▶ Work item
Output, word for word, every line from the line with "What data populates" through the final line of the data below.

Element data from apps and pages
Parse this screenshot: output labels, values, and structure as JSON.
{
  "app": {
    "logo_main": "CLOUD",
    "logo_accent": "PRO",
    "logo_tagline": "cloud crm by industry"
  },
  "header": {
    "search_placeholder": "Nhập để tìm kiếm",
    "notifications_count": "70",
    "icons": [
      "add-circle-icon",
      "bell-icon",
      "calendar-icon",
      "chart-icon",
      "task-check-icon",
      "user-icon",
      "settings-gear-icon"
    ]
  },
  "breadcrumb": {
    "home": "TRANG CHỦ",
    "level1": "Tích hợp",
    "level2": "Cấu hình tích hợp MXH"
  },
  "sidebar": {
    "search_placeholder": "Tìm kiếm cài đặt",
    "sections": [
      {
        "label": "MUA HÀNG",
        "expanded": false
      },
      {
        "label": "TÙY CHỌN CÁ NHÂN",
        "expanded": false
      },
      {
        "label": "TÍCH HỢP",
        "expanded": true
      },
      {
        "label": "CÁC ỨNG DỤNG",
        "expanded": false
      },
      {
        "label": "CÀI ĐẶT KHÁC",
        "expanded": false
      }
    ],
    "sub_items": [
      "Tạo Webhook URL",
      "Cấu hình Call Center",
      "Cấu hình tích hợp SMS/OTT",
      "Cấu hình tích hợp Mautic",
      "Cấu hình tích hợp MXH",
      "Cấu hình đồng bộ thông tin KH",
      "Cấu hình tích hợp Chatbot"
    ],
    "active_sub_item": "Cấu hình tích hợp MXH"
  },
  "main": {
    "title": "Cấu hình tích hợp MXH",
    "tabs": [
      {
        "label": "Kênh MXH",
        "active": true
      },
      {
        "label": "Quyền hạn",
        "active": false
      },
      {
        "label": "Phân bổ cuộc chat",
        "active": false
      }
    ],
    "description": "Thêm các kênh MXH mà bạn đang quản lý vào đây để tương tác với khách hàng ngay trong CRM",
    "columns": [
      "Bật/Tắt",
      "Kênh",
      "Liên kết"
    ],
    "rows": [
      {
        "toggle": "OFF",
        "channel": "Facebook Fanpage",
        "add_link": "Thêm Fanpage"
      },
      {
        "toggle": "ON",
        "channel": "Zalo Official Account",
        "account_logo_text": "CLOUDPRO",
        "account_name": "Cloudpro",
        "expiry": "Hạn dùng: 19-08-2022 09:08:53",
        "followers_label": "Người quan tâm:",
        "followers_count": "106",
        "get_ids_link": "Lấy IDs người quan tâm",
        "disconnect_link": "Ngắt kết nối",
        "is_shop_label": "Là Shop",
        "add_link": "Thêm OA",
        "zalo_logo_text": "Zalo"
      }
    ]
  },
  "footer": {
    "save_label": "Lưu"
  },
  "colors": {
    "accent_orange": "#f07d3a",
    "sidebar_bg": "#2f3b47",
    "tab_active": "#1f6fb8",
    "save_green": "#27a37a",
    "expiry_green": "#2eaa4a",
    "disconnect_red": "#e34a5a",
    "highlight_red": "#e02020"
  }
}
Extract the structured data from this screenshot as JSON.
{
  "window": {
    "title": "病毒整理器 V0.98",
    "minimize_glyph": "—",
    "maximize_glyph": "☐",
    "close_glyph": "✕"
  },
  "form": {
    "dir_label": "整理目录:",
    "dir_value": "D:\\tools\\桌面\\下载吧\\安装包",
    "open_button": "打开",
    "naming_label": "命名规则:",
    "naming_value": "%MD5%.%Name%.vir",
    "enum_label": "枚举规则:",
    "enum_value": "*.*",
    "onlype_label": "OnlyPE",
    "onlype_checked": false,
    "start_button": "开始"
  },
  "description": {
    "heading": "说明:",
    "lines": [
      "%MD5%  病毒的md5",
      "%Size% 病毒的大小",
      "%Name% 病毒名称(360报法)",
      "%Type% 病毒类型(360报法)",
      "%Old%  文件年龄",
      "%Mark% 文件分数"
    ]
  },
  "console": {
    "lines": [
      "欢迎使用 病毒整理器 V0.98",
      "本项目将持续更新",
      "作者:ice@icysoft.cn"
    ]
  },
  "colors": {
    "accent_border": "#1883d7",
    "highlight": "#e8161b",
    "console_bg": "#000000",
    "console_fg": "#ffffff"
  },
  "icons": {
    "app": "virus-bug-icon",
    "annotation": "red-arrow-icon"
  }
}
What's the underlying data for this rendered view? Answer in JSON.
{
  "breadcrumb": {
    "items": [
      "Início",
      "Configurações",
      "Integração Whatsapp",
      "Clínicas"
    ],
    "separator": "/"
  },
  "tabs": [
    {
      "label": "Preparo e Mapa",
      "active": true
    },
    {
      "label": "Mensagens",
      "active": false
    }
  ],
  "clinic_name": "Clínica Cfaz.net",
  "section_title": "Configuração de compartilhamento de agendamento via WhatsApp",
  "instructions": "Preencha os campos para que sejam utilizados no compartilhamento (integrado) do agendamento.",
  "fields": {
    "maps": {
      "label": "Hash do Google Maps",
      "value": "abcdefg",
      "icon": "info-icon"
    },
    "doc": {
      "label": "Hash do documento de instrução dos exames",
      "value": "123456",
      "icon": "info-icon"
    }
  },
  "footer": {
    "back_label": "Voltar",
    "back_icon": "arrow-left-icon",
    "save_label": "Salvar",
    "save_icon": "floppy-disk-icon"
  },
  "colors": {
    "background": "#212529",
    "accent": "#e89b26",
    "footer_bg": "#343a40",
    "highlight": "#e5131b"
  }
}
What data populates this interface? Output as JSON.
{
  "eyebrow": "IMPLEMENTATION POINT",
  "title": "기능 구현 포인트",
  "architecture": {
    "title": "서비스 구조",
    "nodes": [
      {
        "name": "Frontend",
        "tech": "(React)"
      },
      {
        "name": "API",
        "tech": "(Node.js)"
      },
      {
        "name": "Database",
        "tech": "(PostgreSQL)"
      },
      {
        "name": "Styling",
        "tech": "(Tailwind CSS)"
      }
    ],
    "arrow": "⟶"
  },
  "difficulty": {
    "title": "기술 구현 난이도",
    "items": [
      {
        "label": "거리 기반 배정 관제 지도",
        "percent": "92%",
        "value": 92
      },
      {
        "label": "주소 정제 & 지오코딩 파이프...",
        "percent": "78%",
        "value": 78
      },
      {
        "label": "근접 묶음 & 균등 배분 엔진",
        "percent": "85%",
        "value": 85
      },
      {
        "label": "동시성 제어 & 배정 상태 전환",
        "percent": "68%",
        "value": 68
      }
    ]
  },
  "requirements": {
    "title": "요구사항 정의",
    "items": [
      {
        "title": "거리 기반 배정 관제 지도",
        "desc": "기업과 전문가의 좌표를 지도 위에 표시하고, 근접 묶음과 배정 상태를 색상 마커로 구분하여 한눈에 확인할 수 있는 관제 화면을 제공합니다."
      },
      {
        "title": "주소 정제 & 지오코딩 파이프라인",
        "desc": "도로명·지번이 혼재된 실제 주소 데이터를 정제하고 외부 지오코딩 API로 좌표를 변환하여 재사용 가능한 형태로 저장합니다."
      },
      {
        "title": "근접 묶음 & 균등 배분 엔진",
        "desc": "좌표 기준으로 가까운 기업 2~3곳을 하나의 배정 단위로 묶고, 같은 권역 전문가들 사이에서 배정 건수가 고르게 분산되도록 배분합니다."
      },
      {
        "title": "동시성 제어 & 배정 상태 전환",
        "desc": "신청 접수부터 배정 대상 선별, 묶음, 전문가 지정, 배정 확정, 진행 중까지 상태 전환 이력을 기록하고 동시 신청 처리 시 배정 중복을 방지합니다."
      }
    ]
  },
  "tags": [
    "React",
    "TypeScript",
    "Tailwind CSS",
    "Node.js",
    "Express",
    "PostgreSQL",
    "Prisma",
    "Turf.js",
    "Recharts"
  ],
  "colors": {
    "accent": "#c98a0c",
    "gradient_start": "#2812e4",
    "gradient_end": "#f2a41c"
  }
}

▶ Output for this task
What data populates this interface? Output as JSON.
{
  "eyebrow": "IMPLEMENTATION POINT",
  "title": "기능 구현 포인트",
  "architecture": {
    "title": "서비스 구조",
    "nodes": [
      {
        "name": "Frontend",
        "tech": "(React)"
      },
      {
        "name": "API",
        "tech": "(Node.js)"
      },
      {
        "name": "Database",
        "tech": "(PostgreSQL)"
      },
      {
        "name": "Styling",
        "tech": "(Tailwind CSS)"
      }
    ],
    "arrow": "⟶"
  },
  "difficulty": {
    "title": "기술 구현 난이도",
    "items": [
      {
        "label": "거리 기반 배정 관제 지도",
        "percent": "92%",
        "value": 92
      },
      {
        "label": "주소 정제 & 지오코딩 파이프...",
        "percent": "78%",
        "value": 78
      },
      {
        "label": "근접 묶음 & 균등 배분 엔진",
        "percent": "85%",
        "value": 85
      },
      {
        "label": "동시성 제어 & 배정 상태 전환",
        "percent": "68%",
        "value": 68
      }
    ]
  },
  "requirements": {
    "title": "요구사항 정의",
    "items": [
      {
        "title": "거리 기반 배정 관제 지도",
        "desc": "기업과 전문가의 좌표를 지도 위에 표시하고, 근접 묶음과 배정 상태를 색상 마커로 구분하여 한눈에 확인할 수 있는 관제 화면을 제공합니다."
      },
      {
        "title": "주소 정제 & 지오코딩 파이프라인",
        "desc": "도로명·지번이 혼재된 실제 주소 데이터를 정제하고 외부 지오코딩 API로 좌표를 변환하여 재사용 가능한 형태로 저장합니다."
      },
      {
        "title": "근접 묶음 & 균등 배분 엔진",
        "desc": "좌표 기준으로 가까운 기업 2~3곳을 하나의 배정 단위로 묶고, 같은 권역 전문가들 사이에서 배정 건수가 고르게 분산되도록 배분합니다."
      },
      {
        "title": "동시성 제어 & 배정 상태 전환",
        "desc": "신청 접수부터 배정 대상 선별, 묶음, 전문가 지정, 배정 확정, 진행 중까지 상태 전환 이력을 기록하고 동시 신청 처리 시 배정 중복을 방지합니다."
      }
    ]
  },
  "tags": [
    "React",
    "TypeScript",
    "Tailwind CSS",
    "Node.js",
    "Express",
    "PostgreSQL",
    "Prisma",
    "Turf.js",
    "Recharts"
  ],
  "colors": {
    "accent": "#c98a0c",
    "gradient_start": "#2812e4",
    "gradient_end": "#f2a41c"
  }
}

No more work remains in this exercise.